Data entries
──────────

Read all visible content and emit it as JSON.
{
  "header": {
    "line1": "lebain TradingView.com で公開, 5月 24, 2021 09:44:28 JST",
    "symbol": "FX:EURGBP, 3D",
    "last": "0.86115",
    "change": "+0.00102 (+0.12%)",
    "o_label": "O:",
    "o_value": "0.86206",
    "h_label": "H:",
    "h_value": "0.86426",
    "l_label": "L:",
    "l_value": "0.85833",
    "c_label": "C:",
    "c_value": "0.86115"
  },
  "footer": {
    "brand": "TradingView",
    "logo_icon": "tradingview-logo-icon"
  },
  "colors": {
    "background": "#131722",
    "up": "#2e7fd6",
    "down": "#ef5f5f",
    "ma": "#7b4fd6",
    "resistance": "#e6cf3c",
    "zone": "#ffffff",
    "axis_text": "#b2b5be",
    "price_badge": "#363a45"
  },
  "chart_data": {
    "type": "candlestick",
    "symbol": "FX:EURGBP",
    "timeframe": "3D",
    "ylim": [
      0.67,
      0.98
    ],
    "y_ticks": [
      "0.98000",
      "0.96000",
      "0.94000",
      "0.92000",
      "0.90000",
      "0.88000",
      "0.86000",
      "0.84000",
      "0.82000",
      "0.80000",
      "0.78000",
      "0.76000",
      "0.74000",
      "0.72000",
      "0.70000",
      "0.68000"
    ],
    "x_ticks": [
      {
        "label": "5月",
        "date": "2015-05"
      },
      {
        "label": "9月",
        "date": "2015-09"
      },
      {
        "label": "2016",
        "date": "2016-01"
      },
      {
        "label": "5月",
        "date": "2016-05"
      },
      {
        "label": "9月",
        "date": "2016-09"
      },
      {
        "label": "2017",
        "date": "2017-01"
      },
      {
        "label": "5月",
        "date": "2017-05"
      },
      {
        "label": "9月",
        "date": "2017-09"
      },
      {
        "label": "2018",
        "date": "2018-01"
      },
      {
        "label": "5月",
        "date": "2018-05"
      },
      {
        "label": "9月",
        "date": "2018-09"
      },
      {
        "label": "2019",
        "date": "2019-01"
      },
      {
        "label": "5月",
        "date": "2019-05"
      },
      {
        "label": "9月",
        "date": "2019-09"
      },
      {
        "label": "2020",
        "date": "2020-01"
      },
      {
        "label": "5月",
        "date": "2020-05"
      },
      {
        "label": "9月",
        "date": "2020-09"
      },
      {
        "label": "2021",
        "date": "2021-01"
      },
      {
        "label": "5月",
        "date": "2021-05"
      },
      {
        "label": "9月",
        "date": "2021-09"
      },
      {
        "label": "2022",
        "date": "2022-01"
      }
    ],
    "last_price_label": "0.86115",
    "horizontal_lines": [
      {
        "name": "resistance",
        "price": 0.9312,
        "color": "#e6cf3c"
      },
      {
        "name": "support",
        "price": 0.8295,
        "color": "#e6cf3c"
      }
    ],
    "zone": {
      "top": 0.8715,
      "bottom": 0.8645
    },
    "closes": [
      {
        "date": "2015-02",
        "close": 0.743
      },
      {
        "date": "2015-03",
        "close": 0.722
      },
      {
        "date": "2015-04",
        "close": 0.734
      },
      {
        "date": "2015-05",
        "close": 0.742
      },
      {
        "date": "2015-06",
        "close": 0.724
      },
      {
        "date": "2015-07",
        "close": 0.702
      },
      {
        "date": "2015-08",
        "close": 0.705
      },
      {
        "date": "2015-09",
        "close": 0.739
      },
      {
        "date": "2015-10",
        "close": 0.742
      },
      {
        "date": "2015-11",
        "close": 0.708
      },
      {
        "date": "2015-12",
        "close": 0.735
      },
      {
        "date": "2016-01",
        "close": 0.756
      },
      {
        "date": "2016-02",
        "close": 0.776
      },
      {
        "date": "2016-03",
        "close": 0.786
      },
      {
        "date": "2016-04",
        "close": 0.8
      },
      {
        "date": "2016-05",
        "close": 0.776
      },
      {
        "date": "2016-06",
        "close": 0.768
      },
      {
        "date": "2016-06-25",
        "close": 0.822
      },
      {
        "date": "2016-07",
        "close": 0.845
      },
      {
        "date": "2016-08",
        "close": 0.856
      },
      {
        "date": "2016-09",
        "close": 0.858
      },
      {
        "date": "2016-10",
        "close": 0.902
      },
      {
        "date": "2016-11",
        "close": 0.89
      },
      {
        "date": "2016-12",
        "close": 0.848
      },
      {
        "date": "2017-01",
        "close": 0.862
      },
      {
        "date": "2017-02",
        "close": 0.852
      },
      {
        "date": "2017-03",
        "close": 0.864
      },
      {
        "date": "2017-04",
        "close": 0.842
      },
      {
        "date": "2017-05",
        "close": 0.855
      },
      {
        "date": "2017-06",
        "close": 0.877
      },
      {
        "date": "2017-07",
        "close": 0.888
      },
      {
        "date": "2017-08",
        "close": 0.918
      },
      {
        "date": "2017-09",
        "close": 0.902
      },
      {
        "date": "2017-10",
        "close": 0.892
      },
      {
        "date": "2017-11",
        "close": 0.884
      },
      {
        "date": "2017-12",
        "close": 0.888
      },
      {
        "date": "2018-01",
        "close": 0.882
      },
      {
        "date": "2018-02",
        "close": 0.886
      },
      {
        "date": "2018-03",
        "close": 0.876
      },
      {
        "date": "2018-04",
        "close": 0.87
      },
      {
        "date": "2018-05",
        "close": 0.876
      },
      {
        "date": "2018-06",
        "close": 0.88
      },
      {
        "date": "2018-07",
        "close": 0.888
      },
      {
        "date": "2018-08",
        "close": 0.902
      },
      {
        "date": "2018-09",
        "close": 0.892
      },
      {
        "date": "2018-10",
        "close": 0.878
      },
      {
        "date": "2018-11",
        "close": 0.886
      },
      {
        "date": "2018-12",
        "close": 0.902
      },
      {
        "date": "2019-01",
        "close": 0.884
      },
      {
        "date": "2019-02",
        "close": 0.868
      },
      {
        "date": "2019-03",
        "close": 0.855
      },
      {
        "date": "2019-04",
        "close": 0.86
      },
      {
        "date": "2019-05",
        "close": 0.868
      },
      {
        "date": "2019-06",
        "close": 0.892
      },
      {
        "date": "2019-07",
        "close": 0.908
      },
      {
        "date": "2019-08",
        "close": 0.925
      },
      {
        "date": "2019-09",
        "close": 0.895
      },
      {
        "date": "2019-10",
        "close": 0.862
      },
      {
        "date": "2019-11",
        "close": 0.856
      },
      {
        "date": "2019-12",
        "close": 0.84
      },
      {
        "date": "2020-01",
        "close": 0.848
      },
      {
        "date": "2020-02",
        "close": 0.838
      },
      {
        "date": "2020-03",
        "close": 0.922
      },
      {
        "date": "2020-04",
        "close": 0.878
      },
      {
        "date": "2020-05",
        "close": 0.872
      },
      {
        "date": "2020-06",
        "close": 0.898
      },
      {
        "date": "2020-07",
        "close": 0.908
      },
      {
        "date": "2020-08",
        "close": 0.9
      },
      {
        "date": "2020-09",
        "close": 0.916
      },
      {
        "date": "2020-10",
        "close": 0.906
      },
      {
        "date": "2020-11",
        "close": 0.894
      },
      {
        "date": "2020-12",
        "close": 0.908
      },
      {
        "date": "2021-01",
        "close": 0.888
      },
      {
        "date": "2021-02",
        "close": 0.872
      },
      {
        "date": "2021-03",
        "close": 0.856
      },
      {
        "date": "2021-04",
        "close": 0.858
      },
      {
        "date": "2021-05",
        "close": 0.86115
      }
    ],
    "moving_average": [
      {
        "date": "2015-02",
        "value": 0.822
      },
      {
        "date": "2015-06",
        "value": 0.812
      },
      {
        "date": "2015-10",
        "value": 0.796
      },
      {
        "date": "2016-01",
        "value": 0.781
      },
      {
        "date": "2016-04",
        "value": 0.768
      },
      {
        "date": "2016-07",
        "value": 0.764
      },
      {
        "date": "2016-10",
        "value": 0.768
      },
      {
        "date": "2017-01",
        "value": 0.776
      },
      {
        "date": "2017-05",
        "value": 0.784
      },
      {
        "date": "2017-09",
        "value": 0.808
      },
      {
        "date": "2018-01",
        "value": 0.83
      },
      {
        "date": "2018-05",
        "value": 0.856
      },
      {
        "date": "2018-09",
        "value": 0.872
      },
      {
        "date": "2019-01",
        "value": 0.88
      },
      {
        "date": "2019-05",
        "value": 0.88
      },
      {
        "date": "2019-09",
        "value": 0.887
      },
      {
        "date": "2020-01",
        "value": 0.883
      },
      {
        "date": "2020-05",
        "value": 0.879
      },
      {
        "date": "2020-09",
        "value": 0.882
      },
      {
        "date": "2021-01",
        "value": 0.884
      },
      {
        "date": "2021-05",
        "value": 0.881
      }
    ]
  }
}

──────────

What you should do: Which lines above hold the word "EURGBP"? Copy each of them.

Solution:
    "symbol": "FX:EURGBP, 3D",
    "symbol": "FX:EURGBP",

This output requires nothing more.